Postal Service food drive Saturday
By Becky Barclay
Published in News on May 7, 2014 1:46 PM
To help fight hunger in Wayne County, letter carriers are collecting nonperishable foods during their annual food drive.
Letter carriers are encouraging people to put nonperishable foods in their mailbox Saturday. Or you can put it in a bag and hang in from the flag on your mailbox.
"This week we also have hampers at the post offices that people can bring their food and put in," said food drive coordinator Cliff Barker. "We'll also have them out the following week."
Barker said if someone has a lot of food that won't fit in their mailbox and they can't get it to the post office, he or she can put a note in the mailbox Saturday and the letter carrier will come to your door to get it.
Items needed are nonperishables that have not expired.
"And nothing in bottles," Barker said. "We don't want anything broken or anyone getting hurt. Basically, we want what someone can make a meal out of."
Last year, letter carriers in Wayne County collect 16,000 pounds of food. This year's goal is 16,000 pounds.
"If everyone in Wayne County would put one can of food per person per household in their mailbox, we could surpass that by probably triple," Barker said. "We could feed the whole county for just about the year."
Nationwide, the postal service has been conducting its food drive for 21 years.
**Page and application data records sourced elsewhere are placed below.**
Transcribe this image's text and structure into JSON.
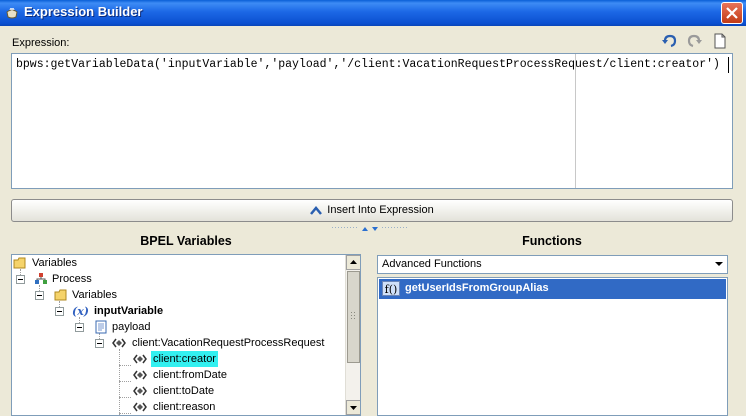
{
  "window": {
    "title": "Expression Builder"
  },
  "expression": {
    "label": "Expression:",
    "text": "bpws:getVariableData('inputVariable','payload','/client:VacationRequestProcessRequest/client:creator')"
  },
  "insert_button": {
    "label": "Insert Into Expression"
  },
  "bpel_panel": {
    "title": "BPEL Variables",
    "tree": [
      {
        "label": "Variables",
        "icon": "folder-icon"
      },
      {
        "label": "Process",
        "icon": "process-icon"
      },
      {
        "label": "Variables",
        "icon": "folder-icon"
      },
      {
        "label": "inputVariable",
        "icon": "variable-icon"
      },
      {
        "label": "payload",
        "icon": "document-icon"
      },
      {
        "label": "client:VacationRequestProcessRequest",
        "icon": "element-icon"
      },
      {
        "label": "client:creator",
        "icon": "element-icon",
        "selected": true
      },
      {
        "label": "client:fromDate",
        "icon": "element-icon"
      },
      {
        "label": "client:toDate",
        "icon": "element-icon"
      },
      {
        "label": "client:reason",
        "icon": "element-icon"
      }
    ]
  },
  "functions_panel": {
    "title": "Functions",
    "category": "Advanced Functions",
    "items": [
      {
        "label": "getUserIdsFromGroupAlias",
        "icon": "function-icon",
        "badge": "f()"
      }
    ]
  },
  "colors": {
    "titlebar": "#0b4fd0",
    "selection": "#316ac5",
    "tree_highlight": "#33f0f0"
  }
}
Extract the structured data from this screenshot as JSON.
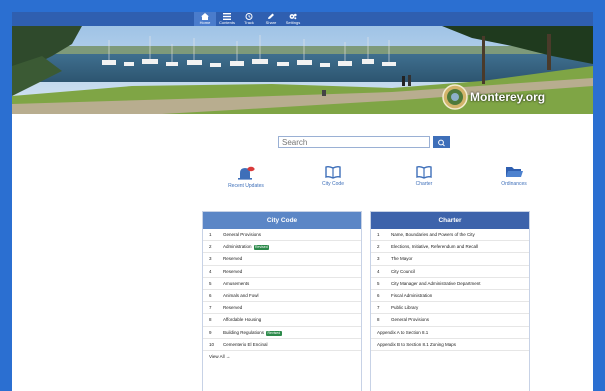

Wayne County has been doing it for 19 yeas.
"We do it because there's people out there that need food," Baker said. "Every year, it seems to be growing because of the economy and whatever. There's people out there who really need the food."
The letter carriers see some of that need too often while on their routes.
"One year we had a hurricane and I walked up to this one house and this little lady was sitting there and all she wanted was blackberries, that's all she wanted," Barker said. "So my wife and I went out and got her some blackberries.
"If we somebody we think might need the food, we might say, 'Hey, why don't you go down to one of these organizations and see if they can't help you.'"
The letter carriers have also seen people overly generous with their donations during the food drive.
"My first year, I walked up to the porch and there was four paper bags there and I went, uh oh, do I take this or is it what they just came back from the store with," Barker said. "I knocked on the door and asked was it for me? They said yes and I went, 'Wow.'"
The morning of the food drive, the letter carriers get a pep talk and a little extra energy for the task with donuts from Krispy Kreme. One person from each of the receiving organizations is also on hand to get the letter carriers going.
"They tell us how many people they feed a day, a week or a month," Barker said. "Some carriers are surprised by that number.
"The food drive makes us feel real good. The carriers complain until that day and then when they come back after they've picked up the food, they all say, "How much did you get? What did you get?' It makes them feel good then. It's a little extra work, but it's well worth it because we know we're making a different out there."
Organizations that will receive food from the drive are Community Soup Kitchen of Goldsboro, HGDC Community Crisis Center, Salvation Army, Society of St. Vincent de Paul, United Church Ministries and Wayne Uplift Domestic Violence Shelter.